Finally, the Gray Whale is the last on the list. Although it is the smallest of the top ten, its average weight is 19.5 metric tons, or nearly 43,000 pounds, and grows up to 44 feet. The majority inhabit the eastern North Pacific although a small, endangered population chooses the Asian side of the ocean. Interestingly, they have the longest migration of any animal on Earth.

The Human Fascination with Large Animals

Humans have always been fascinated by large animals. In ancient times, it was the fear these creatures provoked in human minds. Today, giant animals are a reminder of how small humans are. Whales in particular have a special hold over humans; they represent two mysteries: an enormous size and an underwater life. The largest animals in the world will always captivate humans.

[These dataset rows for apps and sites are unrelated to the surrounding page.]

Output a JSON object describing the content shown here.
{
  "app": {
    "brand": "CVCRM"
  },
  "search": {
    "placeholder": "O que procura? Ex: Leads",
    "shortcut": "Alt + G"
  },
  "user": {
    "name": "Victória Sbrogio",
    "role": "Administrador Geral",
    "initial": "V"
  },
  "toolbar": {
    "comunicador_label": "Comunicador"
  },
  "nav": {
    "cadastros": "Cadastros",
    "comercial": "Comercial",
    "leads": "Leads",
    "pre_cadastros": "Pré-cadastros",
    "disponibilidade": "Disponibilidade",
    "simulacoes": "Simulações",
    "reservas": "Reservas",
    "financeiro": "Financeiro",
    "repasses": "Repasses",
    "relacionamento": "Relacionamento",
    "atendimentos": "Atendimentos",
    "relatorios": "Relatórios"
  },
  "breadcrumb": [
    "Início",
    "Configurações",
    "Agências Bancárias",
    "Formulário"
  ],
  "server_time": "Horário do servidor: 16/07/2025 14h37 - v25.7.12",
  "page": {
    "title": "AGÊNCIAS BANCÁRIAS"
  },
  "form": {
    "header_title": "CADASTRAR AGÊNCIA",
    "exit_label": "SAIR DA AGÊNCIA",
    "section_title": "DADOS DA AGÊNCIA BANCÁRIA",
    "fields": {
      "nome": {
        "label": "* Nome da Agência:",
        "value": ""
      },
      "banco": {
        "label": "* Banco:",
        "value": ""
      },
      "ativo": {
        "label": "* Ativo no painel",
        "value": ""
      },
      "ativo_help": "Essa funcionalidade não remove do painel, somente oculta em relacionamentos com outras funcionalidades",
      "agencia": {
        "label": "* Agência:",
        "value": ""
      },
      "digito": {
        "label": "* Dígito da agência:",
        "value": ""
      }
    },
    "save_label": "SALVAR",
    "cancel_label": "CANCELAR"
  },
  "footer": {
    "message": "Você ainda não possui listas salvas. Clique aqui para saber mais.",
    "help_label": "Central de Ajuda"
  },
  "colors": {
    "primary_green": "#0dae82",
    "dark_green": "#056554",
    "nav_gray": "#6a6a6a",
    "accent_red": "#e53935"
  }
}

The Heaviest Living Animals In The World

RankAnimalAverage Mass (tonnes)Maximum Mass (tonnes)Average Total Length (m)
1Blue Whale110.00190.0024.00
2North Pacific Right Whale60.00120.0015.50
3Southern Right Whale58.00110.0015.25
4Fin Whale57.00120.0019.50
5Bowhead Whale54.50120.0015.00
6North Atlantic Right Whale54.00110.0015.00
7Sperm Whale31.2557.0013.25
8Humpback Whale29.0048.0013.50
9Sei Whale22.5045.0014.80
10Gray Whale19.5045.0013.50

More in Environment